[Stored items]
'''

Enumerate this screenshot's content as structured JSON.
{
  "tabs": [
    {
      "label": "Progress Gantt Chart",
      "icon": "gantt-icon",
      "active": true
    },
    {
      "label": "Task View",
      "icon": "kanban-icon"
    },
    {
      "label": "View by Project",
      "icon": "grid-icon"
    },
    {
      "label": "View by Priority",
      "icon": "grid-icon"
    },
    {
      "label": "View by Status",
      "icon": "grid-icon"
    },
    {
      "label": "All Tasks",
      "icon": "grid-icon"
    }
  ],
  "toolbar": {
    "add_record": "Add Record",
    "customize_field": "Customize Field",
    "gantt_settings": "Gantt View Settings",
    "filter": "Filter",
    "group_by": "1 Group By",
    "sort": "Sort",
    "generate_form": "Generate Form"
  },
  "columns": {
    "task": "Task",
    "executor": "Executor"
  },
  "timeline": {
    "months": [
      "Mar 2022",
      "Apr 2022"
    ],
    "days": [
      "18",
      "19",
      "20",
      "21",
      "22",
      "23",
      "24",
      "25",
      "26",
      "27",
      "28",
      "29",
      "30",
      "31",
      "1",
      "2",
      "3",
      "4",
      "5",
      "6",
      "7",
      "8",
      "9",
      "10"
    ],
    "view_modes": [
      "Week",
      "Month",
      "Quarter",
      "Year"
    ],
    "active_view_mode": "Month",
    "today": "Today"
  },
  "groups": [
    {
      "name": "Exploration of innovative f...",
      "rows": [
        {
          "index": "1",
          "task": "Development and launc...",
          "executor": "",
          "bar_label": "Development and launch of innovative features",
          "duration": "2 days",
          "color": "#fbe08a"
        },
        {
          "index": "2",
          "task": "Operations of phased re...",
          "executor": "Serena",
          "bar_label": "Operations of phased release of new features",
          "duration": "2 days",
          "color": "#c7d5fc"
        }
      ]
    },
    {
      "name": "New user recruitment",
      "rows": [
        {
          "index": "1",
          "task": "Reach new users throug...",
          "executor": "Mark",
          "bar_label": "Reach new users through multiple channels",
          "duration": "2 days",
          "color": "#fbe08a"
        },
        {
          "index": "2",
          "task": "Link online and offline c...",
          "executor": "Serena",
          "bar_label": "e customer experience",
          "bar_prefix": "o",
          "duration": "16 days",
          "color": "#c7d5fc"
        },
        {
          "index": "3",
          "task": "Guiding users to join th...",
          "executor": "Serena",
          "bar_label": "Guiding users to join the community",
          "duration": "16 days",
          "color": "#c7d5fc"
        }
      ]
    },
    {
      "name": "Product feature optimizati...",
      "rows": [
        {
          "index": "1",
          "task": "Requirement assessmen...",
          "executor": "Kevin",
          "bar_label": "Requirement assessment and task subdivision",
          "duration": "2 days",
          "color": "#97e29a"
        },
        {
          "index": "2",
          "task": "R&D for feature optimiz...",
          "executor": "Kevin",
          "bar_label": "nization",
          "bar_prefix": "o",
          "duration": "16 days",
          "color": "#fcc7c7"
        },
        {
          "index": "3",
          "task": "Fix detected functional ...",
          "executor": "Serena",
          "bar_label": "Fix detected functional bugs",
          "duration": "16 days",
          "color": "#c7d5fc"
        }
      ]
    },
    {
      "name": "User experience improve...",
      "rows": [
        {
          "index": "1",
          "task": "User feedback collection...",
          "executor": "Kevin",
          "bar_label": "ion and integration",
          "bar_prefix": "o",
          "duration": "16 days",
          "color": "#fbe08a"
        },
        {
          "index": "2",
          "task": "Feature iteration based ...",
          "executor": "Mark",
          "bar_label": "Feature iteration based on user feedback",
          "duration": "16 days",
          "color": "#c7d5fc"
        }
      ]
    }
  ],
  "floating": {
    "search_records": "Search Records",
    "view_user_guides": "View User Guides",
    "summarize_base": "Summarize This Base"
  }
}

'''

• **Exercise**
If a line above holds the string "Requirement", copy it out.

• **Response box**
          "task": "Requirement assessmen...",
          "bar_label": "Requirement assessment and task subdivision",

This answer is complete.